Saved entries
===
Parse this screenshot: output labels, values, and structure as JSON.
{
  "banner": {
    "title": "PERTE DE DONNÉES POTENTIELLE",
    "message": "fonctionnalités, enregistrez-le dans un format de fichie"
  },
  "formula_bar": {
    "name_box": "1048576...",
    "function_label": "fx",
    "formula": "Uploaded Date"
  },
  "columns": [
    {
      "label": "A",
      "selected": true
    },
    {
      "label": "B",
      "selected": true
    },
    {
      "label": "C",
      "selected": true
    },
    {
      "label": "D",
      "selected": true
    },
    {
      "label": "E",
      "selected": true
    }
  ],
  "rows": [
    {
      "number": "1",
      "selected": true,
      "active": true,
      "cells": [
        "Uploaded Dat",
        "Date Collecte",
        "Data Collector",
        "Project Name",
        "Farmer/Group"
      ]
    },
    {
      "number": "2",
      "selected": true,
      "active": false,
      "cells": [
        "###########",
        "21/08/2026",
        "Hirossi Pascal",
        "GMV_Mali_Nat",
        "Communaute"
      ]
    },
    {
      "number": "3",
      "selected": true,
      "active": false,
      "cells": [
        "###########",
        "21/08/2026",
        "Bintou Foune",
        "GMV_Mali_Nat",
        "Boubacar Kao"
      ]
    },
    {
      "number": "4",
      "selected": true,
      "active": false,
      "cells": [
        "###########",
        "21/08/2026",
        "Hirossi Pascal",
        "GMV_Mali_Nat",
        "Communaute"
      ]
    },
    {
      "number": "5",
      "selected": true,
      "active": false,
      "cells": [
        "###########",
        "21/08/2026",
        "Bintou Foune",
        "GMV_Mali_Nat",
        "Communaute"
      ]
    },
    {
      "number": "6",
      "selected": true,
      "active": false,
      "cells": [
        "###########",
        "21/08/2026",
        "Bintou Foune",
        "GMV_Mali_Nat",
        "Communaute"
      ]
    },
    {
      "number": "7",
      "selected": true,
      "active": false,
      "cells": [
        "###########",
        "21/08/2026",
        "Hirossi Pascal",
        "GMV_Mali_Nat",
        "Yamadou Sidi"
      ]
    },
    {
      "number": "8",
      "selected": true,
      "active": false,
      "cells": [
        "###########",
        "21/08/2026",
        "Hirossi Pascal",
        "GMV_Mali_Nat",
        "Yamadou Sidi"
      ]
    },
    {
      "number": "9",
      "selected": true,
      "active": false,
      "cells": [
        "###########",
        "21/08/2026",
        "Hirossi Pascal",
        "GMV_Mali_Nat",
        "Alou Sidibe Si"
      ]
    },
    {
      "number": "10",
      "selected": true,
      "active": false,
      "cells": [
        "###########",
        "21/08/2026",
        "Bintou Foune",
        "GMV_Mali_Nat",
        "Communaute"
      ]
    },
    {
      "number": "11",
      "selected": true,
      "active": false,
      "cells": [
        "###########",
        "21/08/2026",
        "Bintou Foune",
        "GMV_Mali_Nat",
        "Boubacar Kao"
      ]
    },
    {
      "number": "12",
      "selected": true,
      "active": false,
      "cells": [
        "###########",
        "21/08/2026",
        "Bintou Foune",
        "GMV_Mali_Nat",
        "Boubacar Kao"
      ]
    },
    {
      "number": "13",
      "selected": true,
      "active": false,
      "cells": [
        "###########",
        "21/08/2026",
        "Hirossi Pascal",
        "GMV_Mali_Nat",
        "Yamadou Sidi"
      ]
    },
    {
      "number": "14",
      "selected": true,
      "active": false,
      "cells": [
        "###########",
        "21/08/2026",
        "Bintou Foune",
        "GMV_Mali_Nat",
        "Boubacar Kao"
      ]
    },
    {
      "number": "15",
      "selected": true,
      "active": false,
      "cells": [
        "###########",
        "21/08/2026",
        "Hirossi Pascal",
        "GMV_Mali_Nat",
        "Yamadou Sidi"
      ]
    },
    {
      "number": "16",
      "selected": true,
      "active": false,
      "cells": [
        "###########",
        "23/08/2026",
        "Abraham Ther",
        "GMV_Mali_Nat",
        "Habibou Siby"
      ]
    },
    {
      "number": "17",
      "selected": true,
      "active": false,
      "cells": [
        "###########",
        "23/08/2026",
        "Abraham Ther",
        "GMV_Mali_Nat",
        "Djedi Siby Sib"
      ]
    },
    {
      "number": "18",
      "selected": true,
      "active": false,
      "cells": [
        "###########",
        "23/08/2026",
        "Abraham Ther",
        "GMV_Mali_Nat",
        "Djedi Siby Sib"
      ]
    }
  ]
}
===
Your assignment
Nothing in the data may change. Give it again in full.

Solution to the problem
Parse this screenshot: output labels, values, and structure as JSON.
{
  "banner": {
    "title": "PERTE DE DONNÉES POTENTIELLE",
    "message": "fonctionnalités, enregistrez-le dans un format de fichie"
  },
  "formula_bar": {
    "name_box": "1048576...",
    "function_label": "fx",
    "formula": "Uploaded Date"
  },
  "columns": [
    {
      "label": "A",
      "selected": true
    },
    {
      "label": "B",
      "selected": true
    },
    {
      "label": "C",
      "selected": true
    },
    {
      "label": "D",
      "selected": true
    },
    {
      "label": "E",
      "selected": true
    }
  ],
  "rows": [
    {
      "number": "1",
      "selected": true,
      "active": true,
      "cells": [
        "Uploaded Dat",
        "Date Collecte",
        "Data Collector",
        "Project Name",
        "Farmer/Group"
      ]
    },
    {
      "number": "2",
      "selected": true,
      "active": false,
      "cells": [
        "###########",
        "21/08/2026",
        "Hirossi Pascal",
        "GMV_Mali_Nat",
        "Communaute"
      ]
    },
    {
      "number": "3",
      "selected": true,
      "active": false,
      "cells": [
        "###########",
        "21/08/2026",
        "Bintou Foune",
        "GMV_Mali_Nat",
        "Boubacar Kao"
      ]
    },
    {
      "number": "4",
      "selected": true,
      "active": false,
      "cells": [
        "###########",
        "21/08/2026",
        "Hirossi Pascal",
        "GMV_Mali_Nat",
        "Communaute"
      ]
    },
    {
      "number": "5",
      "selected": true,
      "active": false,
      "cells": [
        "###########",
        "21/08/2026",
        "Bintou Foune",
        "GMV_Mali_Nat",
        "Communaute"
      ]
    },
    {
      "number": "6",
      "selected": true,
      "active": false,
      "cells": [
        "###########",
        "21/08/2026",
        "Bintou Foune",
        "GMV_Mali_Nat",
        "Communaute"
      ]
    },
    {
      "number": "7",
      "selected": true,
      "active": false,
      "cells": [
        "###########",
        "21/08/2026",
        "Hirossi Pascal",
        "GMV_Mali_Nat",
        "Yamadou Sidi"
      ]
    },
    {
      "number": "8",
      "selected": true,
      "active": false,
      "cells": [
        "###########",
        "21/08/2026",
        "Hirossi Pascal",
        "GMV_Mali_Nat",
        "Yamadou Sidi"
      ]
    },
    {
      "number": "9",
      "selected": true,
      "active": false,
      "cells": [
        "###########",
        "21/08/2026",
        "Hirossi Pascal",
        "GMV_Mali_Nat",
        "Alou Sidibe Si"
      ]
    },
    {
      "number": "10",
      "selected": true,
      "active": false,
      "cells": [
        "###########",
        "21/08/2026",
        "Bintou Foune",
        "GMV_Mali_Nat",
        "Communaute"
      ]
    },
    {
      "number": "11",
      "selected": true,
      "active": false,
      "cells": [
        "###########",
        "21/08/2026",
        "Bintou Foune",
        "GMV_Mali_Nat",
        "Boubacar Kao"
      ]
    },
    {
      "number": "12",
      "selected": true,
      "active": false,
      "cells": [
        "###########",
        "21/08/2026",
        "Bintou Foune",
        "GMV_Mali_Nat",
        "Boubacar Kao"
      ]
    },
    {
      "number": "13",
      "selected": true,
      "active": false,
      "cells": [
        "###########",
        "21/08/2026",
        "Hirossi Pascal",
        "GMV_Mali_Nat",
        "Yamadou Sidi"
      ]
    },
    {
      "number": "14",
      "selected": true,
      "active": false,
      "cells": [
        "###########",
        "21/08/2026",
        "Bintou Foune",
        "GMV_Mali_Nat",
        "Boubacar Kao"
      ]
    },
    {
      "number": "15",
      "selected": true,
      "active": false,
      "cells": [
        "###########",
        "21/08/2026",
        "Hirossi Pascal",
        "GMV_Mali_Nat",
        "Yamadou Sidi"
      ]
    },
    {
      "number": "16",
      "selected": true,
      "active": false,
      "cells": [
        "###########",
        "23/08/2026",
        "Abraham Ther",
        "GMV_Mali_Nat",
        "Habibou Siby"
      ]
    },
    {
      "number": "17",
      "selected": true,
      "active": false,
      "cells": [
        "###########",
        "23/08/2026",
        "Abraham Ther",
        "GMV_Mali_Nat",
        "Djedi Siby Sib"
      ]
    },
    {
      "number": "18",
      "selected": true,
      "active": false,
      "cells": [
        "###########",
        "23/08/2026",
        "Abraham Ther",
        "GMV_Mali_Nat",
        "Djedi Siby Sib"
      ]
    }
  ]
}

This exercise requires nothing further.